New WA State Distracted Driving Law

Posted 6/23/17

Having your attention, thoughts, and focus away from the road in front of you greatly increases the odds that you will not be able to react in time to avoid a collision. It is currently illegal to text or hold your phone to your ear while driving.

The passage of Washington State’s newest traffic law tackles this issue by outlawing (with some specific exceptions) drivers from holding their phone or other small electronic devices in their hand while operating a motor vehicle on the road. Scheduled to take effect July 23rd, the change in the law aims to close a few loopholes that exist under the current law.

One of the biggest “grey areas” that was cleaned up in the new legislation is clarification that the law applies to anyone operating a vehicle on a public roadway. In the past, drivers stopped for a light or stuck in our usual freeway back-up would argue that they were not “driving” so the law didn’t apply to them. Beginning this summer, the new law will apply to anyone behind the wheel regardless if your car is moving or not. Drivers are permitted to pull over to a safe location in order to talk or text without violating the law.

The act of texting is a much more common method of communication these days and requires your hands, eyes, and brain to send a text. All three of these should be focused on the driving task in front you and not on your device. The new law goes straight at this problem by requiring drivers to put their device down while on the road.

Once the law goes into effect, Redmond officers will be not be under any mandate to offer a grace period. The decision to stop a vehicle and/or issue a ticket or warning has always been at the discretion of the individual officer, and that will continue to be the case. The penalty if cited by an officer is $136 for the first offense but jumps to $234 for the second offense.

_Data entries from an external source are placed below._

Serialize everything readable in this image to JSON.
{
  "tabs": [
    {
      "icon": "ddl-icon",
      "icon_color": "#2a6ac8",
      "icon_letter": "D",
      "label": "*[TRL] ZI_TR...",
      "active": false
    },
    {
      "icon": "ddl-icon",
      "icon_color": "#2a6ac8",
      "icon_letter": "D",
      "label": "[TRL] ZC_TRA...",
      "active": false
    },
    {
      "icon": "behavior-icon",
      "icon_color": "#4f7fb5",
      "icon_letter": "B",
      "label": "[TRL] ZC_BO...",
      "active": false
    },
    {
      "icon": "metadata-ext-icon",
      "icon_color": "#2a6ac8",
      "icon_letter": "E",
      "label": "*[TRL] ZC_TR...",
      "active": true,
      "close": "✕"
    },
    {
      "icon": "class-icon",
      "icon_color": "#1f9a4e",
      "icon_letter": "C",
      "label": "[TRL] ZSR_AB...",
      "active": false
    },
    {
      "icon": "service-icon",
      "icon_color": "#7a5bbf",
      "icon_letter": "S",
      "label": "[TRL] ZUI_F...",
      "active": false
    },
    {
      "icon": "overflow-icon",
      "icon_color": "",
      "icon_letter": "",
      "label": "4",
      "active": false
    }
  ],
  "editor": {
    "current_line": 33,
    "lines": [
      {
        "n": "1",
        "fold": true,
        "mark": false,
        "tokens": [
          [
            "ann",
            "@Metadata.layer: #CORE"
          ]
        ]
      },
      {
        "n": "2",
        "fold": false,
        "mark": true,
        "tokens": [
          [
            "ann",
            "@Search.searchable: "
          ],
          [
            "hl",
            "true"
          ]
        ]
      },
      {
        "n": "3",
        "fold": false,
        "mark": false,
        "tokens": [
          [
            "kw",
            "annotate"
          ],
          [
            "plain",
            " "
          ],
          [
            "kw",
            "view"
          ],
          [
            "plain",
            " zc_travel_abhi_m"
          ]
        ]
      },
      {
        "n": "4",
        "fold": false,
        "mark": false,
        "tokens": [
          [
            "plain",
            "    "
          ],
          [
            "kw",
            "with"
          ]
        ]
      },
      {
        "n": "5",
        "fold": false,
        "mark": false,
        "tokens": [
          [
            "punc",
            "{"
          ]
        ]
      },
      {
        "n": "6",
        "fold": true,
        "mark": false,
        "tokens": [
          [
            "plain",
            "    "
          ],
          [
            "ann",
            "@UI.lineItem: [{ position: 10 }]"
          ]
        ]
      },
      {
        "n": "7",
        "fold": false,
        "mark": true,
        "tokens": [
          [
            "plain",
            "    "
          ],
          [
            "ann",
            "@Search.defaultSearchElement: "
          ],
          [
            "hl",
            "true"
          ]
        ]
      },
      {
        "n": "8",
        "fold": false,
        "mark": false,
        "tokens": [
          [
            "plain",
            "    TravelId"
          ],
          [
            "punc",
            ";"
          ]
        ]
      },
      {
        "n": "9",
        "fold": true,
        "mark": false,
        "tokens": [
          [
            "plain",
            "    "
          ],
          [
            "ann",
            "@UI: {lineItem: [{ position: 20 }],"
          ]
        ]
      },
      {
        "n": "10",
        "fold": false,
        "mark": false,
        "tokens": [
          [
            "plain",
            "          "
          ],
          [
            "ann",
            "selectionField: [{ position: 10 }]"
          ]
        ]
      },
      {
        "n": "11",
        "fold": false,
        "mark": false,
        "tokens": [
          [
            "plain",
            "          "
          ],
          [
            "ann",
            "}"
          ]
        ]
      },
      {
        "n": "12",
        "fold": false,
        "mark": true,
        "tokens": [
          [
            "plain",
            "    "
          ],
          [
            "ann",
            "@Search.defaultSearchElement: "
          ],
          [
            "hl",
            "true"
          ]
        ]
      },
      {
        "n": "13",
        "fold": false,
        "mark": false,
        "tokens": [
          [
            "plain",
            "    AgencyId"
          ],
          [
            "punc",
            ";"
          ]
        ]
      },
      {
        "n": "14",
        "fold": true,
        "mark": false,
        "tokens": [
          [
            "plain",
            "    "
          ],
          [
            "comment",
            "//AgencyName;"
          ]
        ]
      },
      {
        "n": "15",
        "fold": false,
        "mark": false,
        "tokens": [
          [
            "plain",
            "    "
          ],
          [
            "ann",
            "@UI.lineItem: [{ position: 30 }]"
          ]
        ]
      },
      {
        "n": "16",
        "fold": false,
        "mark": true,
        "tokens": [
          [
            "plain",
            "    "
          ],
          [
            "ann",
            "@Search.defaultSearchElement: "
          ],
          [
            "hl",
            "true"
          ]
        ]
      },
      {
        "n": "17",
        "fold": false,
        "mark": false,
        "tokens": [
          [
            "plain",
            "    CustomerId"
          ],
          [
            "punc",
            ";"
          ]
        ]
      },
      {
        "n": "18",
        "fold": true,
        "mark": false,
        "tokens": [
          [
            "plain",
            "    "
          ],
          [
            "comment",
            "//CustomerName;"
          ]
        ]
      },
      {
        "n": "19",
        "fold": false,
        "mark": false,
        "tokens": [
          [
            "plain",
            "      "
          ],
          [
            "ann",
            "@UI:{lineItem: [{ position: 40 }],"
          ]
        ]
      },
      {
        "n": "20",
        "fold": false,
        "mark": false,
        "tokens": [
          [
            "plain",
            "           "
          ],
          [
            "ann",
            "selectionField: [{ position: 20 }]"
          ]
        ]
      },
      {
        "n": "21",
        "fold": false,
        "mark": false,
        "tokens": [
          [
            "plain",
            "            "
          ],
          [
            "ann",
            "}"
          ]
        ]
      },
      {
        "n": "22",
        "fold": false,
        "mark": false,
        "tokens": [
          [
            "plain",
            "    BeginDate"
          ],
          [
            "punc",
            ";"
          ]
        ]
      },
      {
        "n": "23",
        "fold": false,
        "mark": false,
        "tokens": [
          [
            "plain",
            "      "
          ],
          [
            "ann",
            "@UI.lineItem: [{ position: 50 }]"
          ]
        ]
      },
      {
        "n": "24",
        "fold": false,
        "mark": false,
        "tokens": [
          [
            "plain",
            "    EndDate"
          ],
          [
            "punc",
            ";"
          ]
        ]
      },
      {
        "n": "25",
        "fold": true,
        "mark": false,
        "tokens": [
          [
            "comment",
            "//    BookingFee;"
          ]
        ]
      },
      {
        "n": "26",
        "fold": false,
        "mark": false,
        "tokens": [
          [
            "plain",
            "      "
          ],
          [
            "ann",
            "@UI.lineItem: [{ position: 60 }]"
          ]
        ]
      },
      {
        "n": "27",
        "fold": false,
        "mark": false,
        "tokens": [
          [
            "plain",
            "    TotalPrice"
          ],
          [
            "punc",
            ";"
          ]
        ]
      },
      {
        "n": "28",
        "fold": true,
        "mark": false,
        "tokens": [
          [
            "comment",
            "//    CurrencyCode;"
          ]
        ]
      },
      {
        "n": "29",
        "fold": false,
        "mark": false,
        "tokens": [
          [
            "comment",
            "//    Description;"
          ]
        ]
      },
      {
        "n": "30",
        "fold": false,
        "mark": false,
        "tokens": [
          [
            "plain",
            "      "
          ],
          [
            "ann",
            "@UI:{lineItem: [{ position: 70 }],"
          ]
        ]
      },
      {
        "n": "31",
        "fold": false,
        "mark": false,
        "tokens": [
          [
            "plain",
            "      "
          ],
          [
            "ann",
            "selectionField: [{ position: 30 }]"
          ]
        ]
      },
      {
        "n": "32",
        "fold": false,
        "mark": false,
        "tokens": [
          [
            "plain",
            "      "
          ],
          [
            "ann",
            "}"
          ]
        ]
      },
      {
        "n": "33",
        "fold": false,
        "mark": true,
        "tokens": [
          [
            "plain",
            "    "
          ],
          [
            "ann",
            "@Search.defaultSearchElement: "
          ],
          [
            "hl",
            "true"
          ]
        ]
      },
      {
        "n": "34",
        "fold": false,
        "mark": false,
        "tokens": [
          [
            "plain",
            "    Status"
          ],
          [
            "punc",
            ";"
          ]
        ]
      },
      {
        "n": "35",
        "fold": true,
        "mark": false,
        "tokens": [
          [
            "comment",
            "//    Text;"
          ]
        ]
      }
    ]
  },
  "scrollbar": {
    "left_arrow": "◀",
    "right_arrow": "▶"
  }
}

These tickets will also now be reported to insurance companies. Additionally, an extra $30 can be added to a standard traffic infraction ticket if the officer observes a driver engaging in activity “not related to the operation of the vehicle” which contributes to a violation taking place. Your dog jumping into your lap and causing you to run a stop sign is the classic example of this. Although eating, grooming, and rocking the air guitar can also count.

While there will always be a long list of things drivers can face which take their attention off the road, the updated cell phone law targets a growing trend of drivers paying more attention to their daily communication than their own driving. When you’re behind the wheel, put the messages on hold and focus on the road!